The results of the Great Colleges to Work For survey are in. While somewhat outperformed by the overall group of 232 institutions, Augusta University ranked comparably to its peers as well as to Carnegie research institutions. However, university leaders recognize opportunities for improving employee engagement, and they are working with action teams made up of faculty and staff members to develop specific actions using the survey results.
The survey, sponsored by the Chronicle of Higher Education in partnership with ModernThink, a leading organizational development and management consulting firm, serves as a tool for shaping the short-term and long-term goals of Augusta University.
In an effort to achieve more accurate and inclusive results, the decision was made to include all full-time faculty and staff rather than relying on a random sample, and unlike the Press-Ganey survey it replaced, it allows the university to directly see how it stacks up against its peer institutions.
“A real strength of this particular survey is our ability to benchmark our results, not just against other higher education institutions, but also against our peer institutions and institutions in our same Carnegie classification,” said Dr. Gretchen Caughman, executive vice president for academic affairs and provost. “This is important because it allows us to consider not only the local factors influencing our results, but also the broader national context and the common issues we face.”
Built around thematic areas like pride, compensation and teaching environment, the survey gauges employee satisfaction and concerns. In its tenth year, it is acknowledged as one of the leading evaluation tools used by higher education.
The results, available on the provost’s web page, show that faculty and staff consider the work they do important and are proud to do it. Among other things, they appreciate working in a diverse and collegial environment and feel they have supportive supervisors.
Areas identified as needing improvement include promoting collaboration, improving the perceptions of collaboration and shared governance and improving communication between layers of the organization.
“The results identified a number of strengths, which are areas we need to both celebrate as well as continue to support and enhance,” Caughman said. “It also identified a number of thematic areas not viewed as favorably by respondents, which are opportunities for us to acknowledge, discuss candidly and work together to improve.”
Beginning this month, the provost will approve an identified goal that will be adopted as part of each unit’s unit plan. Units – including colleges, administrative units, the University Senate and the Employee Advisory Council – will then identify up to three tactics they can use to achieve this goal. The tactics must be identified by Jan. 15, 2018, and the results will be submitted as part of the FY 18 Unit Planning Assessment Report on July 31, 2018.
“The results of any survey are a snapshot,” Caughman said. “The value of that snapshot is what happens as a result of what we see in it and how, through intentional strategies and activities, we can influence in a positive way what the next snapshot depicts. That is why we must all commit to doing this together.”
In November, University employees will be asked about how they felt about the survey experience in a short follow up survey.
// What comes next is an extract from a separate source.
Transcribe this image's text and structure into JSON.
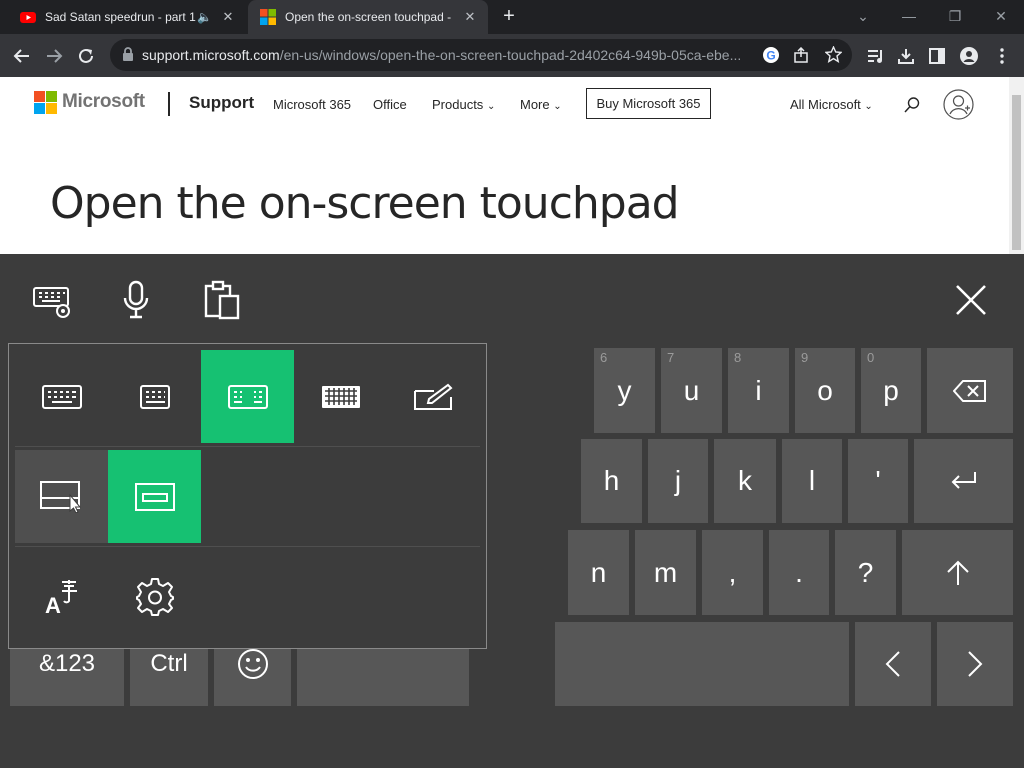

Similar feedback was instrumental in the switch from Press-Ganey to Great Colleges.
For a comprehensive look at the survey and its results, visit the Great Colleges to Work For survey section of the provost’s webpage